Saturday, February 18, 2017
Exhibit Hall (Hynes Convention Center)
Terra White, University of California, Irvine, Irvine, CA

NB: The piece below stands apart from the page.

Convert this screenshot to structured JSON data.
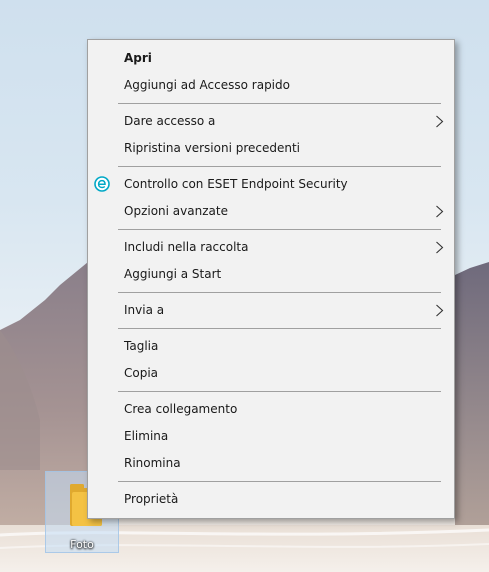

Altered brain cytokine expression is at the core of many distinct neurological conditions that affect memory function and cognition. In order to develop therapies aimed at maintaining proper memory function in patient populations with these various conditions, it is critical to gain multilevel insight into how cytokines impact brain function and memory. Our previous studies show that mild acute neuroinflammation induced by systemic lipopolysaccharide (LPS) administration impairs context discrimination memory retrieval and disrupts pattern separation-like activity in hippocampal neuronal ensembles. Furthermore, blocking microglial activation systemically during LPS challenge with minocycline: i) abrogates increases in proinflammatory cytokines, ii) restores neural circuit activity in hippocampus, and iii) rescues context discrimination memory. However, systemic LPS-induced elevation of cytokines is brain-wide and not specific to the hippocampus. Therefore, we tested whether blocking microglial activation selectively within dorsal hippocampus (DH) is sufficient to rescue hippocampal neural circuit activity and context discrimination. Rats were trained to criterion in a context discrimination conditioning (CDC) task and received infusion of saline or minocycline (2 µg) directly into DH 5 min prior to administration of saline or LPS (i.p.; 6 h before testing). Minocycline infused directly into DH in conjunction with LPS completely blocked context memory retrieval impairment in CDC. These preliminary data provide powerful evidence that local cytokine-mediated changes within DH are sufficient for the deficits in memory retrieval following peripheral immune stimulation. In order to determine how cytokines mediate alterations in neural circuit activity, and ultimately behavior, we are examining how LPS alters synaptic function and plasticity using transcriptomic and biochemical approaches. Cellular pathway analysis of RNA microarray data from whole DH indicates dysregulation of several signaling pathways critical to memory function including glutamatergic neurotransmission, calcium signaling, actin cytoskeleton regulation, and LTP. We are now analyzing synaptoneurosomal fractions of the dentate gyrus/CA3 and CA1 hippocampal subregions of candidate proteins in these pathways, including phospho-/total cofilin and phospho-/total GluR1. Together, this multilevel analysis will provide a framework for understanding how cytokines disrupt synaptic signaling and neural circuit dynamics in hippocampus necessary for context discrimination memory function.